David Foster Wallace once invented an organization called the “Militant Grammarians of Massachusetts” whose members boycott stores with signs reading “10 items or less.” It was a joke (from the novel Infinite Jest), but it’s not too far-fetched. Eats, Shoots & Leaves, a book that took as its primary subject the misuse of various punctuation marks, became an international best seller a few years ago, and on bookstore shelves today it has plenty of company: Between You and I: A Little Book of Bad English; The Grouchy Grammarian; The Dictionary of Disagreeable English; Lapsing Into a Comma, and so forth.
These books tend to be written by prescriptivists—people who would dictate how language should be used. Descriptivists—those who would describe how language is actually used—have rarely had such eloquent (or prolific) spokesmen. As a result, they’re often ridiculed. Wallace, who himself is a somewhat militant grammarian, has argued that descriptivism is hopeless as a scientific endeavor: Using what people actually say and write to determine appropriate English usage is, he says, like writing an ethics textbook based on what people actually do. But descriptive linguists have finally found persuasive champions in Mark Liberman and Geoffrey Pullum, who have collected a series of essays from their blog Language Log into a new book, Far From the Madding Gerund.
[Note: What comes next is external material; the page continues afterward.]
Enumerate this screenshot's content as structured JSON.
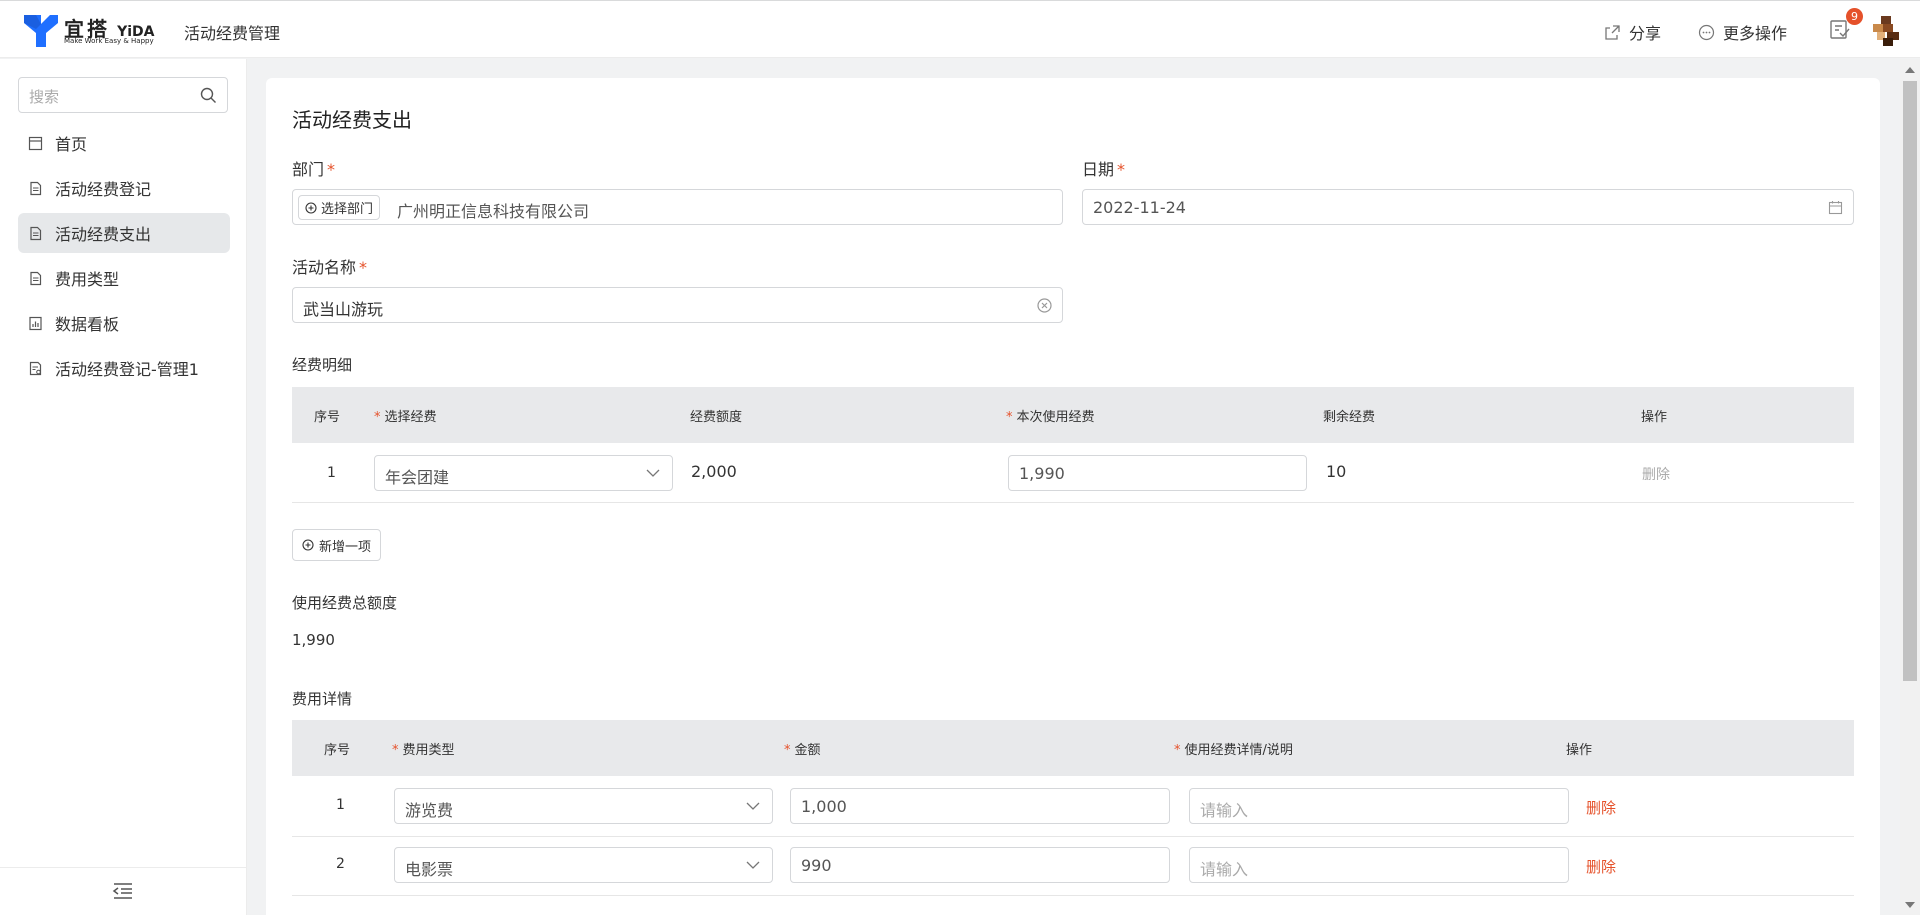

The two bring usefully different styles to their arguments. Pullum, a syntactician at UC-Santa Cruz and currently a Radcliffe fellow at Harvard, can be vicious (and very funny), whether criticizing inept usage or demolishing prescriptivist myths. Liberman, a phonetician at Penn, takes a more data-driven approach, analyzing modern vocabulary, pronunciation, and grammar with custom-written computer scripts and plain old Google.